Items from a data source

○ ○ ○ ○ ○ ○ ○

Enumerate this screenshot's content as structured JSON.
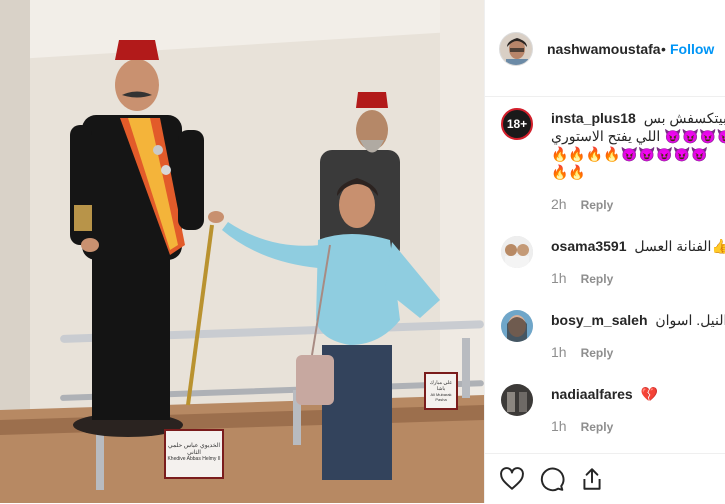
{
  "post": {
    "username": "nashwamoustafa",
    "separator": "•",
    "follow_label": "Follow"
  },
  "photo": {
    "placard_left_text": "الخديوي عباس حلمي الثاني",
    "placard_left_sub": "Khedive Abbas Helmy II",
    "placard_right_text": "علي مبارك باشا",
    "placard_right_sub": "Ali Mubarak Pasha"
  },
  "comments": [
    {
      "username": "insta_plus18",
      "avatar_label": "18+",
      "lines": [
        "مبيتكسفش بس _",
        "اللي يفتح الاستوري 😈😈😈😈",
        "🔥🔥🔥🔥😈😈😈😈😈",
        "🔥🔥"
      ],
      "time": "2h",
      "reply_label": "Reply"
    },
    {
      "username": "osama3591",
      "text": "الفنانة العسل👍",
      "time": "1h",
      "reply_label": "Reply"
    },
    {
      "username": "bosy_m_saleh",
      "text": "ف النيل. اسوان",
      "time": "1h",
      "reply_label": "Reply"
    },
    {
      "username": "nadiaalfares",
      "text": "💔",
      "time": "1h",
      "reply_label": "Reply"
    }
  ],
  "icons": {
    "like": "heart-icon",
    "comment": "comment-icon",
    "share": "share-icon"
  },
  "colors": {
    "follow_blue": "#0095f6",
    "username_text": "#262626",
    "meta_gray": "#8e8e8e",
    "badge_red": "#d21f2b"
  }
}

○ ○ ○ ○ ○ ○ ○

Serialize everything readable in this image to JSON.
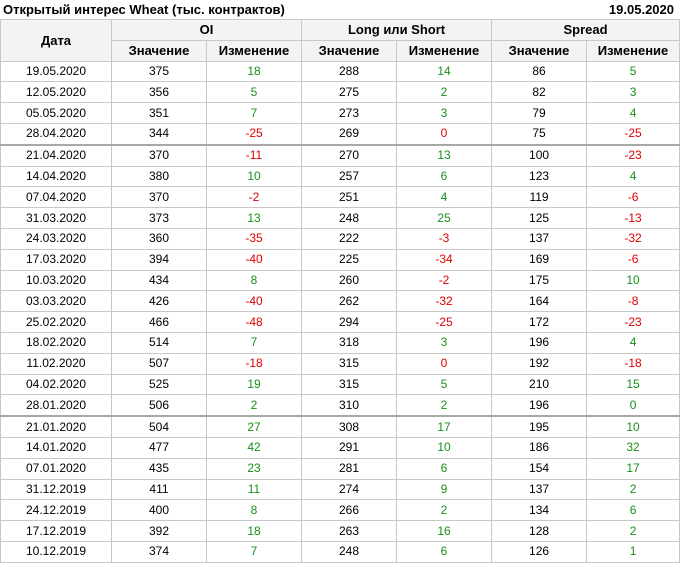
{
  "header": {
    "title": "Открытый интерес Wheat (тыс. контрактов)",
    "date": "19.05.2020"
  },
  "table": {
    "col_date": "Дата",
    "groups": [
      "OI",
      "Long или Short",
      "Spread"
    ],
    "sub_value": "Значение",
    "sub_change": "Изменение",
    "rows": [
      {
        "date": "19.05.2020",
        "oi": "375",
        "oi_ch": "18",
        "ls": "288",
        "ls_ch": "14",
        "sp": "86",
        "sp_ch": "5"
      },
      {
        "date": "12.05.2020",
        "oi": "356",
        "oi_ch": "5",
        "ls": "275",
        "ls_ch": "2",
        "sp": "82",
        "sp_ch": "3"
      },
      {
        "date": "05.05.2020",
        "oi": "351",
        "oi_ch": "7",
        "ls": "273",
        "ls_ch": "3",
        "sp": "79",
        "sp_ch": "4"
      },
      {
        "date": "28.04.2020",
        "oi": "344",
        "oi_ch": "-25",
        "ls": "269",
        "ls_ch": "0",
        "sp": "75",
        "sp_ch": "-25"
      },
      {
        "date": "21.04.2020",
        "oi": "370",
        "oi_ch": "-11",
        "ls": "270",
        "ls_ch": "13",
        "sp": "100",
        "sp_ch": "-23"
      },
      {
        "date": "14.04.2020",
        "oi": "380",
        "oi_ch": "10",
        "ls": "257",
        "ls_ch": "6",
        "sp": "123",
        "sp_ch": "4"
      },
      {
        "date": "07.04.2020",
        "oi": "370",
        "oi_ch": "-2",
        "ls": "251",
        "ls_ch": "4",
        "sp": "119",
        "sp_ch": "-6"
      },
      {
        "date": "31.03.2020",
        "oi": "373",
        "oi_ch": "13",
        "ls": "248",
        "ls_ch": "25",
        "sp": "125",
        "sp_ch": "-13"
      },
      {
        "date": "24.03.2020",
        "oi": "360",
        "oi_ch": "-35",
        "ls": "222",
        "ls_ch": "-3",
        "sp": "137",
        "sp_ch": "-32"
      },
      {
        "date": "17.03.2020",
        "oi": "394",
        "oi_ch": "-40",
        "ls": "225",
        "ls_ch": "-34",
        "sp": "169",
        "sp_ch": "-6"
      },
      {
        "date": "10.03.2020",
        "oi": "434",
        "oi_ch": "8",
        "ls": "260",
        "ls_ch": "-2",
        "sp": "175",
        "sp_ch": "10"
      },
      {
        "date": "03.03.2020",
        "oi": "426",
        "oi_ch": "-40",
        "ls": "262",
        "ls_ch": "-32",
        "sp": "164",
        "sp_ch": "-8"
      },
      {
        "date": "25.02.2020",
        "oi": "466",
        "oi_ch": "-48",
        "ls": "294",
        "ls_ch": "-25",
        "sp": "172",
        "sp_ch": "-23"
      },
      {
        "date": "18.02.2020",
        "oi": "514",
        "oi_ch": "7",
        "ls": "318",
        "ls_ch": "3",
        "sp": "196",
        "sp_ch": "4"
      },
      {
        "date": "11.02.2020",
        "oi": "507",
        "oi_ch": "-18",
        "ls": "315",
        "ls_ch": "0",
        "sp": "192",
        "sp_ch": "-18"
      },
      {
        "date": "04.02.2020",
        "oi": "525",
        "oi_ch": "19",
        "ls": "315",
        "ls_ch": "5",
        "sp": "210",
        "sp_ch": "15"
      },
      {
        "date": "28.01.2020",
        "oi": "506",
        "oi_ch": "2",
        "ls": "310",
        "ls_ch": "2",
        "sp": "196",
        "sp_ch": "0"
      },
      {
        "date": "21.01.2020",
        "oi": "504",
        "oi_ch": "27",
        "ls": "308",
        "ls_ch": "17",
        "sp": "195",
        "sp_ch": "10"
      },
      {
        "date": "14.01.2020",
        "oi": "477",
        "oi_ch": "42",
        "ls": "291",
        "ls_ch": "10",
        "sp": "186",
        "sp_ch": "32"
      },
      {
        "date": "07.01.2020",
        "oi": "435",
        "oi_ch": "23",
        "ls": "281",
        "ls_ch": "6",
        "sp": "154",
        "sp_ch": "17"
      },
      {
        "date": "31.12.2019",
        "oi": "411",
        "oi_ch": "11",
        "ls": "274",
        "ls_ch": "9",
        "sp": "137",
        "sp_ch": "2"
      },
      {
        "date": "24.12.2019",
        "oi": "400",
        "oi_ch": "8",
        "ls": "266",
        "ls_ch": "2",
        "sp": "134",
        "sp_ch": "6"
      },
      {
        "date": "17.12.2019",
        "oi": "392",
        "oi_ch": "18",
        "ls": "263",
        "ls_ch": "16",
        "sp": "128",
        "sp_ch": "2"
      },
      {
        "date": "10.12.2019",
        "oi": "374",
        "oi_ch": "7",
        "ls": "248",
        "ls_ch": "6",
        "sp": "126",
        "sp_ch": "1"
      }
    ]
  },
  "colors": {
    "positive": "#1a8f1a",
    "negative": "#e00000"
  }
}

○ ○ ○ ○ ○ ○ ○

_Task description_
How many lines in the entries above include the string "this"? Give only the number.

_Result of the task_
2